> [Task to carry out]: Retype every record that follows, character for character.

::::::

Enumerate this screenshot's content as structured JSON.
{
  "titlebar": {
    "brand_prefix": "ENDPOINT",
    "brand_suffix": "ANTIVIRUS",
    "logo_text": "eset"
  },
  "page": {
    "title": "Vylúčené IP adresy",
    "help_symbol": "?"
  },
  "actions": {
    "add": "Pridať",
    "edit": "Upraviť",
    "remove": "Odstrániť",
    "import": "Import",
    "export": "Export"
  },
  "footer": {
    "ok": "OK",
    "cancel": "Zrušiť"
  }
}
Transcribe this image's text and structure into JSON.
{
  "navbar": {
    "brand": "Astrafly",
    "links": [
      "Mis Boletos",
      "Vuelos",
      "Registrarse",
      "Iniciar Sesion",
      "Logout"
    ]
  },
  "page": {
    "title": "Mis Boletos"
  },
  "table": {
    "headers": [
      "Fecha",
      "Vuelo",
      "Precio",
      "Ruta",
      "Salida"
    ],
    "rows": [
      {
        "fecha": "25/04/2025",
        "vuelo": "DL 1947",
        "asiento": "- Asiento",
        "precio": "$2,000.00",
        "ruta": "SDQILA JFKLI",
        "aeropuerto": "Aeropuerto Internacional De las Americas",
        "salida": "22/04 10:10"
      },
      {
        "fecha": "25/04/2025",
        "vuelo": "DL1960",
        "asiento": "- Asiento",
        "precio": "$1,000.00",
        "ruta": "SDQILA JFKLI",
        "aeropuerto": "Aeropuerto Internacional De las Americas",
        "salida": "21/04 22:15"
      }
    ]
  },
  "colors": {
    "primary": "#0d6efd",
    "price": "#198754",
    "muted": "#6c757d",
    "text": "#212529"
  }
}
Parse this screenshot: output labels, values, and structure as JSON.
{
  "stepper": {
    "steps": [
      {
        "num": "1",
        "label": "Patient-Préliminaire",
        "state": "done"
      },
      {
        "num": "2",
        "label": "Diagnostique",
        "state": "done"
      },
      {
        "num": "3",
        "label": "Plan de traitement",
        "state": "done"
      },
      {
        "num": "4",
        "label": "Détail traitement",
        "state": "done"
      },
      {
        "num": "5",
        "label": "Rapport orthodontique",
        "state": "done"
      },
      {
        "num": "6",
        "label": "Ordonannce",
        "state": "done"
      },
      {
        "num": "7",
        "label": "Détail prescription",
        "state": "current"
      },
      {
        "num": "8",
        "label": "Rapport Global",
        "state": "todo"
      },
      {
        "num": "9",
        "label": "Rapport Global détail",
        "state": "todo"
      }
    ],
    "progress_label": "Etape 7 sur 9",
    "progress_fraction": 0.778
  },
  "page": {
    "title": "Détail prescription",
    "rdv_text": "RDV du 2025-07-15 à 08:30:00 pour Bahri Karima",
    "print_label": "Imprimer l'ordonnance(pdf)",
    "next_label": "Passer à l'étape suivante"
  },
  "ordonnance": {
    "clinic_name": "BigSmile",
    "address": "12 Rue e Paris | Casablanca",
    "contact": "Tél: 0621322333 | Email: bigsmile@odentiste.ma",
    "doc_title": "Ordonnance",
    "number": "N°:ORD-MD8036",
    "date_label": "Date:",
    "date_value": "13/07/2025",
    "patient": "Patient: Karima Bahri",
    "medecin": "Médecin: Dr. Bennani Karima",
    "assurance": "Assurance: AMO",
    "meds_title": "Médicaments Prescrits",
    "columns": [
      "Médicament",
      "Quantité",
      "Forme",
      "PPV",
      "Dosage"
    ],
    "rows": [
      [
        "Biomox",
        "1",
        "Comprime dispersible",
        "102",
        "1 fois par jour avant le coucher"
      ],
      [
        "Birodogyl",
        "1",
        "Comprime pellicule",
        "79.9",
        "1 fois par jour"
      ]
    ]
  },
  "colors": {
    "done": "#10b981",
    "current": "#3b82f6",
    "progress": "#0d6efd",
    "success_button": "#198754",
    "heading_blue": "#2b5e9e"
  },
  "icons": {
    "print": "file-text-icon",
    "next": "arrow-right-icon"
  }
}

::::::

> [Answer space]:
Enumerate this screenshot's content as structured JSON.
{
  "titlebar": {
    "brand_prefix": "ENDPOINT",
    "brand_suffix": "ANTIVIRUS",
    "logo_text": "eset"
  },
  "page": {
    "title": "Vylúčené IP adresy",
    "help_symbol": "?"
  },
  "actions": {
    "add": "Pridať",
    "edit": "Upraviť",
    "remove": "Odstrániť",
    "import": "Import",
    "export": "Export"
  },
  "footer": {
    "ok": "OK",
    "cancel": "Zrušiť"
  }
}
Transcribe this image's text and structure into JSON.
{
  "navbar": {
    "brand": "Astrafly",
    "links": [
      "Mis Boletos",
      "Vuelos",
      "Registrarse",
      "Iniciar Sesion",
      "Logout"
    ]
  },
  "page": {
    "title": "Mis Boletos"
  },
  "table": {
    "headers": [
      "Fecha",
      "Vuelo",
      "Precio",
      "Ruta",
      "Salida"
    ],
    "rows": [
      {
        "fecha": "25/04/2025",
        "vuelo": "DL 1947",
        "asiento": "- Asiento",
        "precio": "$2,000.00",
        "ruta": "SDQILA JFKLI",
        "aeropuerto": "Aeropuerto Internacional De las Americas",
        "salida": "22/04 10:10"
      },
      {
        "fecha": "25/04/2025",
        "vuelo": "DL1960",
        "asiento": "- Asiento",
        "precio": "$1,000.00",
        "ruta": "SDQILA JFKLI",
        "aeropuerto": "Aeropuerto Internacional De las Americas",
        "salida": "21/04 22:15"
      }
    ]
  },
  "colors": {
    "primary": "#0d6efd",
    "price": "#198754",
    "muted": "#6c757d",
    "text": "#212529"
  }
}
Parse this screenshot: output labels, values, and structure as JSON.
{
  "stepper": {
    "steps": [
      {
        "num": "1",
        "label": "Patient-Préliminaire",
        "state": "done"
      },
      {
        "num": "2",
        "label": "Diagnostique",
        "state": "done"
      },
      {
        "num": "3",
        "label": "Plan de traitement",
        "state": "done"
      },
      {
        "num": "4",
        "label": "Détail traitement",
        "state": "done"
      },
      {
        "num": "5",
        "label": "Rapport orthodontique",
        "state": "done"
      },
      {
        "num": "6",
        "label": "Ordonannce",
        "state": "done"
      },
      {
        "num": "7",
        "label": "Détail prescription",
        "state": "current"
      },
      {
        "num": "8",
        "label": "Rapport Global",
        "state": "todo"
      },
      {
        "num": "9",
        "label": "Rapport Global détail",
        "state": "todo"
      }
    ],
    "progress_label": "Etape 7 sur 9",
    "progress_fraction": 0.778
  },
  "page": {
    "title": "Détail prescription",
    "rdv_text": "RDV du 2025-07-15 à 08:30:00 pour Bahri Karima",
    "print_label": "Imprimer l'ordonnance(pdf)",
    "next_label": "Passer à l'étape suivante"
  },
  "ordonnance": {
    "clinic_name": "BigSmile",
    "address": "12 Rue e Paris | Casablanca",
    "contact": "Tél: 0621322333 | Email: bigsmile@odentiste.ma",
    "doc_title": "Ordonnance",
    "number": "N°:ORD-MD8036",
    "date_label": "Date:",
    "date_value": "13/07/2025",
    "patient": "Patient: Karima Bahri",
    "medecin": "Médecin: Dr. Bennani Karima",
    "assurance": "Assurance: AMO",
    "meds_title": "Médicaments Prescrits",
    "columns": [
      "Médicament",
      "Quantité",
      "Forme",
      "PPV",
      "Dosage"
    ],
    "rows": [
      [
        "Biomox",
        "1",
        "Comprime dispersible",
        "102",
        "1 fois par jour avant le coucher"
      ],
      [
        "Birodogyl",
        "1",
        "Comprime pellicule",
        "79.9",
        "1 fois par jour"
      ]
    ]
  },
  "colors": {
    "done": "#10b981",
    "current": "#3b82f6",
    "progress": "#0d6efd",
    "success_button": "#198754",
    "heading_blue": "#2b5e9e"
  },
  "icons": {
    "print": "file-text-icon",
    "next": "arrow-right-icon"
  }
}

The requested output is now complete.